___ Stored data ___

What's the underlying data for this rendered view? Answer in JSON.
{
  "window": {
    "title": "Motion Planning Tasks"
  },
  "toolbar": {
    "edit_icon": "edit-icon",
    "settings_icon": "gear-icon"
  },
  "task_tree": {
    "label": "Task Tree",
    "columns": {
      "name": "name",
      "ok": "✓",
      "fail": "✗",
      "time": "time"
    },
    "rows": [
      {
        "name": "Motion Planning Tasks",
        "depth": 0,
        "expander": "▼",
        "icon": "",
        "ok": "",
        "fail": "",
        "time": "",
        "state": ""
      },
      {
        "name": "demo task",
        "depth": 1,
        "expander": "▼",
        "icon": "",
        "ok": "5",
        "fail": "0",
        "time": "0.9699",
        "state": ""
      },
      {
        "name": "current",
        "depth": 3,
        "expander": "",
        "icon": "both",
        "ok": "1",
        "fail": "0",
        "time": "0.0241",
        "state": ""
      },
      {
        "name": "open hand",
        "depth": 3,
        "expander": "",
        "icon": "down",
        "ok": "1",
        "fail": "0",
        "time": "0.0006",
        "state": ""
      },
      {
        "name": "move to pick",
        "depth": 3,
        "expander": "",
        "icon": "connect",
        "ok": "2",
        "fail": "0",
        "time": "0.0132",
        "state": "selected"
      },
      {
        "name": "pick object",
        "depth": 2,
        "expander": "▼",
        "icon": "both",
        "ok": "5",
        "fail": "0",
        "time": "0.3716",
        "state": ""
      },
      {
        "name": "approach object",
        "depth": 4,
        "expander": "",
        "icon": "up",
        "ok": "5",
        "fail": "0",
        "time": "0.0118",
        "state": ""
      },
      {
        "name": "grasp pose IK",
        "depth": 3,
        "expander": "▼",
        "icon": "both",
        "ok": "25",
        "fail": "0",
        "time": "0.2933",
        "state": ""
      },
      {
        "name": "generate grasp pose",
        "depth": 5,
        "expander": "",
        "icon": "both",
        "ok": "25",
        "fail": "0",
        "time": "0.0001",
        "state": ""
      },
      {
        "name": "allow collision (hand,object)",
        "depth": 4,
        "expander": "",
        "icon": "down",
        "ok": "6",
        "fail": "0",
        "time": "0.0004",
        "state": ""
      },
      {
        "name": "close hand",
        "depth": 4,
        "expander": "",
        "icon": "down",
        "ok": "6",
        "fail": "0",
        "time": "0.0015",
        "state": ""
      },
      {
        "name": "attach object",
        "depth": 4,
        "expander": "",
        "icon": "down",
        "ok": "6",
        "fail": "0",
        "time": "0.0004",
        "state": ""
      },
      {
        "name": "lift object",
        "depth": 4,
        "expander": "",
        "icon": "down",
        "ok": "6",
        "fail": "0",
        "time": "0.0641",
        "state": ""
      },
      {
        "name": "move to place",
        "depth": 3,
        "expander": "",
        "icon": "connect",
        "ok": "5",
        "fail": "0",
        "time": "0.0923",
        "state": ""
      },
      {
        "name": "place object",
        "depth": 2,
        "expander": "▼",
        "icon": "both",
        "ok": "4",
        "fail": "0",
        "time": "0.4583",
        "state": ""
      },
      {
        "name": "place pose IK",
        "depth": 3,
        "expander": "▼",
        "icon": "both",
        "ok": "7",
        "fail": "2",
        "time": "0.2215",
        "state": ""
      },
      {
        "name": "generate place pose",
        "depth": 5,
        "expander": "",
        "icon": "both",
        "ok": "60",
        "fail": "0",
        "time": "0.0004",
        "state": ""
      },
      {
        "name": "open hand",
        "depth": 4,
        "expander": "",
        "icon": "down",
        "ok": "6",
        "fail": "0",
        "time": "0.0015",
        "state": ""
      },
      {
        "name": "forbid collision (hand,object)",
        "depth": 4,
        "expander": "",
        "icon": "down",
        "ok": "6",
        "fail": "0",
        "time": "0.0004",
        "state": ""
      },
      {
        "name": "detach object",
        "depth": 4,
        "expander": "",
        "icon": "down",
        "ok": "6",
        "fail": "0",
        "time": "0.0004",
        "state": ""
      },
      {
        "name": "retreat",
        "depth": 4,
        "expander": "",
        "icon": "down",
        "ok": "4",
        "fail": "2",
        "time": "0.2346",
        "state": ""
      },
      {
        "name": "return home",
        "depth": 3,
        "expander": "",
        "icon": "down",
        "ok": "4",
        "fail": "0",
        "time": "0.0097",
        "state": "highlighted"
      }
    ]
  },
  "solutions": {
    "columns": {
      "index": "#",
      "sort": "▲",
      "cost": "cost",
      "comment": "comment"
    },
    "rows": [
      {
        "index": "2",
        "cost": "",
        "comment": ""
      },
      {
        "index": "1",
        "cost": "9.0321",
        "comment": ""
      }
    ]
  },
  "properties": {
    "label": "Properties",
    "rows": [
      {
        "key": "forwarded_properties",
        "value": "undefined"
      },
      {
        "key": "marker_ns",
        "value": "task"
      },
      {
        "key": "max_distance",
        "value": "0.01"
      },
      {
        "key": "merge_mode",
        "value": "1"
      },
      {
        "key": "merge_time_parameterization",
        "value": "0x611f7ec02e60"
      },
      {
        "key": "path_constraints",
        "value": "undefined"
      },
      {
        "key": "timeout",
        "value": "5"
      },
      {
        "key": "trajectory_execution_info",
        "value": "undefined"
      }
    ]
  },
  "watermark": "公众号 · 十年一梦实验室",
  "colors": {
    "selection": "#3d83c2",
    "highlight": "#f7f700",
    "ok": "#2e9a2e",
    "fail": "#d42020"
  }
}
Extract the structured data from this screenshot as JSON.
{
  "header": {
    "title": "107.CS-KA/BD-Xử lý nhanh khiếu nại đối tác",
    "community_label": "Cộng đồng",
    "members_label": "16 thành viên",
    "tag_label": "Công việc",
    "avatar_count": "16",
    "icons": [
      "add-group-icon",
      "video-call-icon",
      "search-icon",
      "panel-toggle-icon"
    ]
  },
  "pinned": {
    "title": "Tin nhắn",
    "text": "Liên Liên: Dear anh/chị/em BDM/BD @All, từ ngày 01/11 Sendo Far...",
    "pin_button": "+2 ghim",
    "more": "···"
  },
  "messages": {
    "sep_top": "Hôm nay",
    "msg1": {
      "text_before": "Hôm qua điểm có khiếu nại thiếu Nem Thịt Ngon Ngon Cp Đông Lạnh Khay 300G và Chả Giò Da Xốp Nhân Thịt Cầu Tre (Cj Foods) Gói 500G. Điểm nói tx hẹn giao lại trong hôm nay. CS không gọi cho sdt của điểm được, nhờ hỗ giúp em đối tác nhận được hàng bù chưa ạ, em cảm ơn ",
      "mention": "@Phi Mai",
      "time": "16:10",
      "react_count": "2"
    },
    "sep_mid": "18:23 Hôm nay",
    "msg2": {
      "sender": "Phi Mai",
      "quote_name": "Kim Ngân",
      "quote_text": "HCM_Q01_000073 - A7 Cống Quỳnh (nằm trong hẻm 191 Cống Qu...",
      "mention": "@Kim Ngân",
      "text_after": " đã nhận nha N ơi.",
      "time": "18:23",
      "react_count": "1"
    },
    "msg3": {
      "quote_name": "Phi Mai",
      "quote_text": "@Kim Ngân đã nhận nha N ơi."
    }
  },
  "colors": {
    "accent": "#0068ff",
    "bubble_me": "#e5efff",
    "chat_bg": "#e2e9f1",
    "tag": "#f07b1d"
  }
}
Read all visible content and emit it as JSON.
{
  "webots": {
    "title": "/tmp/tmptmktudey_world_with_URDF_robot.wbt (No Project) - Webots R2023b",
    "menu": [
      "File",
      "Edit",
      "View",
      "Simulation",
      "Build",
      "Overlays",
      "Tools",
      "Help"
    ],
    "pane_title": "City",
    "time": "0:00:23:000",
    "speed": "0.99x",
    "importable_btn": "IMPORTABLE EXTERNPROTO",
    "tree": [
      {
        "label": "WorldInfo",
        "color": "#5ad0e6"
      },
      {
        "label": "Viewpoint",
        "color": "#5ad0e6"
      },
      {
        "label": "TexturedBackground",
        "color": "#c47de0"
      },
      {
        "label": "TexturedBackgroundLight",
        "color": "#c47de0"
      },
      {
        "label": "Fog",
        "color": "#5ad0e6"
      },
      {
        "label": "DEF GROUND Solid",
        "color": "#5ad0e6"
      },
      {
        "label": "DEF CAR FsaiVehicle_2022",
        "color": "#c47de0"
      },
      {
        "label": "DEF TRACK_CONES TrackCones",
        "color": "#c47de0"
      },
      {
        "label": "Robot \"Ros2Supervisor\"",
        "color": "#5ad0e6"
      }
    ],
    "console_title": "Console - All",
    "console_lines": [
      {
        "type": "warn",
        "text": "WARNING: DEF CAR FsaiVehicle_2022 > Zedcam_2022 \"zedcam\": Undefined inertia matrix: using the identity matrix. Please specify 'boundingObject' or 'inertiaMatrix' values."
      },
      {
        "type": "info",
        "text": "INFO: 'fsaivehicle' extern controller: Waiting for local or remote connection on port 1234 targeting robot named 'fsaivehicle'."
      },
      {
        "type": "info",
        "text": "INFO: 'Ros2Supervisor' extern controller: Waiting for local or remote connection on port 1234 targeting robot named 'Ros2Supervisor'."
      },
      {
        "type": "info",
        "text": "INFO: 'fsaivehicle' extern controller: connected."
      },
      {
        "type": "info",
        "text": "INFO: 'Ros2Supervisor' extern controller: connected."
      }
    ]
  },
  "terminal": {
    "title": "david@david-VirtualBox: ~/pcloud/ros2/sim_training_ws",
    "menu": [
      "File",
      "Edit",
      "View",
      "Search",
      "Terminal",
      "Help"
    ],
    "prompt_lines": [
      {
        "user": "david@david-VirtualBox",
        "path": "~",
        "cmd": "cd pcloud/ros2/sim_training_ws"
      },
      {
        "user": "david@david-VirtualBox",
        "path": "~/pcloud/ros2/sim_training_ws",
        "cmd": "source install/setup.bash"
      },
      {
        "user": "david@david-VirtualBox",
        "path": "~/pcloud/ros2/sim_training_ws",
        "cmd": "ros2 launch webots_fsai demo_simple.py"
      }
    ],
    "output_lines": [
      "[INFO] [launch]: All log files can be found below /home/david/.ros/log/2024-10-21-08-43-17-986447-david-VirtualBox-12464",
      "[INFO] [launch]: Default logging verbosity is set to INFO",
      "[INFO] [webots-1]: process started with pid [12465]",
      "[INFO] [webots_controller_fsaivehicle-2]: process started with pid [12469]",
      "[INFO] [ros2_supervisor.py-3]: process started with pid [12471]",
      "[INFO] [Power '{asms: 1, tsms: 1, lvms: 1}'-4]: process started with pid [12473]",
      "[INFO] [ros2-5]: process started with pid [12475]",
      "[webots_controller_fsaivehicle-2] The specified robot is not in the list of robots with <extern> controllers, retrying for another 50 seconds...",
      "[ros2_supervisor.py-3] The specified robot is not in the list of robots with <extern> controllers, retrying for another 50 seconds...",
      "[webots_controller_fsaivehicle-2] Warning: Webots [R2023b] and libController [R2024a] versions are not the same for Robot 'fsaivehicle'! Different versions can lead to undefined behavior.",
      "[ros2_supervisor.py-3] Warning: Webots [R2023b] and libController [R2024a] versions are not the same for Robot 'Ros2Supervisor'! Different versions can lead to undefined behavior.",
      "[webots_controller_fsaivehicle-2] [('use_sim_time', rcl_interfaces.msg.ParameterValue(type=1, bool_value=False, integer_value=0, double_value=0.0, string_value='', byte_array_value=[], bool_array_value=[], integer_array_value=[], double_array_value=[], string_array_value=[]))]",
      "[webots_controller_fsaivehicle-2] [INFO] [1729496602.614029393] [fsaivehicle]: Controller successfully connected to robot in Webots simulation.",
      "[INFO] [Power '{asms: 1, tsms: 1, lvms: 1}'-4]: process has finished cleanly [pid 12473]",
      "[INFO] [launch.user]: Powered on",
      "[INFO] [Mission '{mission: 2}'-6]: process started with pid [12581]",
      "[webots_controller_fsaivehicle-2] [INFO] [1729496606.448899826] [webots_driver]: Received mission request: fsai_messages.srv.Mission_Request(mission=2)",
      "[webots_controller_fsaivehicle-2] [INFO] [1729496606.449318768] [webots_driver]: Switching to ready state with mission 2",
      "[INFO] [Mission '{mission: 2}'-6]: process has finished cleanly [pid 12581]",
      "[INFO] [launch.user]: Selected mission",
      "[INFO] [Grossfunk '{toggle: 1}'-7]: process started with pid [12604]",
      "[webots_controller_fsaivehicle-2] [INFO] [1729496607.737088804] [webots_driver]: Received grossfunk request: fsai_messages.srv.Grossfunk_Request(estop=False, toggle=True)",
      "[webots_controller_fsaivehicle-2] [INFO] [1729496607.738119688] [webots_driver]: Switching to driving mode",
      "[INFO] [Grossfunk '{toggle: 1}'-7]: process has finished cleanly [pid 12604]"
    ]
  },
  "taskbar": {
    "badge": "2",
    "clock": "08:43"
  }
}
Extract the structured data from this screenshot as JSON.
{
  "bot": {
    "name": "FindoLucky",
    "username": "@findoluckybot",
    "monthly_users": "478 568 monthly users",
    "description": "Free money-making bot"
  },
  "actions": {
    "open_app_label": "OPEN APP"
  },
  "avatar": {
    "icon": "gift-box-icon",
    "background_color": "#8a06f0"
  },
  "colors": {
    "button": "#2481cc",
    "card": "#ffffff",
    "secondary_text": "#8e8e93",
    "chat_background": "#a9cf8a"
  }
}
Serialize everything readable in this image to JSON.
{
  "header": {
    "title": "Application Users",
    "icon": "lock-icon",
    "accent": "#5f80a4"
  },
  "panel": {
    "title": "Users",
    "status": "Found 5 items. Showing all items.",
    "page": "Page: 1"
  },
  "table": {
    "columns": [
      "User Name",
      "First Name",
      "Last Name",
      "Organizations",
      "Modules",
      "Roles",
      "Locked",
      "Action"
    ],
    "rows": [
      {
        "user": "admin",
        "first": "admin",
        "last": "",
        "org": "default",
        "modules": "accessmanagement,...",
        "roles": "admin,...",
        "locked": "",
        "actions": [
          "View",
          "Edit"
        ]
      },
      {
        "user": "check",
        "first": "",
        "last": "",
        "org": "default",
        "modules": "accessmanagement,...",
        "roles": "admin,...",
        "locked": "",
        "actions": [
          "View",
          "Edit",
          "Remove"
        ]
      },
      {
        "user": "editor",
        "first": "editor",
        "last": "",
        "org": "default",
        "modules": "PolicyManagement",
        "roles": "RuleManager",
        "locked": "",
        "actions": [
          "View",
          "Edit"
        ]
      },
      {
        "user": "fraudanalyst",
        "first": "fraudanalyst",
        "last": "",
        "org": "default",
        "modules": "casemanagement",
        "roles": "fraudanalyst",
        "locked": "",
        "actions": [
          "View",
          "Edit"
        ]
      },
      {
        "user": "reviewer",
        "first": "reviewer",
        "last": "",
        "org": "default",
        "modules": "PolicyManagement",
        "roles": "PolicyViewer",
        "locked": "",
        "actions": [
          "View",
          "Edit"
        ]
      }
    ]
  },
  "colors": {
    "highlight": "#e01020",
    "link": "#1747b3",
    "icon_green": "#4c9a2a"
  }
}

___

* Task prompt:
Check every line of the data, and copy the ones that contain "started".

* Answer for this exercise:
      "[INFO] [webots-1]: process started with pid [12465]",
      "[INFO] [webots_controller_fsaivehicle-2]: process started with pid [12469]",
      "[INFO] [ros2_supervisor.py-3]: process started with pid [12471]",
      "[INFO] [Power '{asms: 1, tsms: 1, lvms: 1}'-4]: process started with pid [12473]",
      "[INFO] [ros2-5]: process started with pid [12475]",
      "[INFO] [Mission '{mission: 2}'-6]: process started with pid [12581]",
      "[INFO] [Grossfunk '{toggle: 1}'-7]: process started with pid [12604]",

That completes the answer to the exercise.